BERLIN, CT — It will take days to restore power to more than 618,000 Eversource customers and Gov. Ned Lamont and state utility regulators have opened up an investigation into how the company planned for the outage.
Lamont announced plans for the investigation following a meeting with Eversource CEO James Judge, who declined to join him for a press conference following a half-hour briefing at the company’s headquarters.
“I want to hear a lot more urgency,” Lamont said.
State officials are disappointed that yet again, Eversource underestimated the resources it would need to respond to the storm.
Marissa Gillett, chairwoman of the Public Utility Regulatory Authority, said that based on the documents Eversource shared with the state on Monday, the company planned for an outage of between 125,000 and 380,000 customers. That would require them to bring in 500 to 1,600 line crews and restore power within two to six days.
However, more than 600,000 customers lost power, which would have required a much greater response and 1,500 to 2,500 line crews. Gillett said during the briefing Wednesday that they were told the peak number of outages could have been closer to 800,000.
Here’s the document outlining exactly what the utilities need to do in preparation for a storm.
Craig Hallstrom, president of regional electrical operations for Eversource, said the utility currently has about 450 line crews and more than 250 tree crews working to restore power. He said that number would double by tomorrow.
“We know what the past has been, so we hired hundreds of crews in anticipation of this storm,” Hallstrom said.
Hallstrom was unaware of the planning documents the utilities are required to send to regulators following the 2011 storms that left thousands of residents in the dark and cold for more than a week.
Gillett said they now are required to file pre-staging briefs with PURA. She said United Illuminating correctly estimated the number of outages and staged appropriately for the number of outages that occurred.
Responding to questions from reporters about the outages, Hallstrom said “We understand their frustration and we’re going to get this done as soon as possible.”
An estimated 200,000 people have had their power restored, but Lamont said that’s not good enough. He said there will be plenty of time to analyze the response once everyone’s power is turned back on.
Lamont said PURA would investigate the response and determine whether the past 10 years of investments in hardening the infrastructure and trimming trees were the right investments.
Eversouce has spent hundreds of millions of dollars in modernizing the electric grid, “And to be honest, I don’t see much progress made for all the investments that we’ve made in terms of hardening and strengthening and modernizing our grid,” Lamont said.

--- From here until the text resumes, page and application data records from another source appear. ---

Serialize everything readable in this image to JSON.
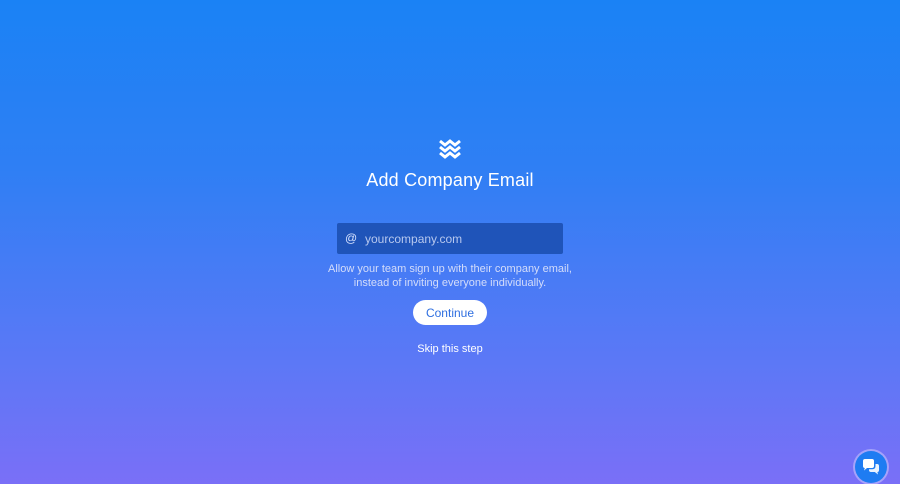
{
  "page": {
    "title": "Add Company Email",
    "logo_icon": "wave-logo-icon"
  },
  "email": {
    "prefix": "@",
    "placeholder": "yourcompany.com",
    "value": ""
  },
  "hint": {
    "line1": "Allow your team sign up with their company email,",
    "line2": "instead of inviting everyone individually."
  },
  "actions": {
    "continue_label": "Continue",
    "skip_label": "Skip this step"
  },
  "chat": {
    "icon": "chat-bubbles-icon"
  },
  "colors": {
    "gradient_top": "#1a82f5",
    "gradient_bottom": "#7a6ff7",
    "input_bg": "#1f54b9",
    "button_text": "#2f6fe0"
  }
}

Hallstrom said the company doesn’t have restoration estimates it can give.
Estimates included in a 2020 docket with state regulators indicated that in many cases, it will take more than five days to remediate outages affecting between 375,000 and 650,000 customers. For outages of 625,000 to 870,000 customers, response would take between 8 to 21 days to fully restore power.
In 2011, following the October Nor’easter, it took Eversource between eight and 14 days to restore power to the more than 950,000 customers who lost power.
An independent report following that storm found that Eversource grossly underestimated the number of outages that would occur before the storm hit.
Instead of preparing for a storm where 500,000 customers would be without power, it prepared for a storm with more than 100,000 customers out of power. One hundred thousand outages is about 10% of the former Connecticut Light and Power’s customer base, and a dramatic underestimation of the more than 800,000 that occurred in the pre-Halloween storm.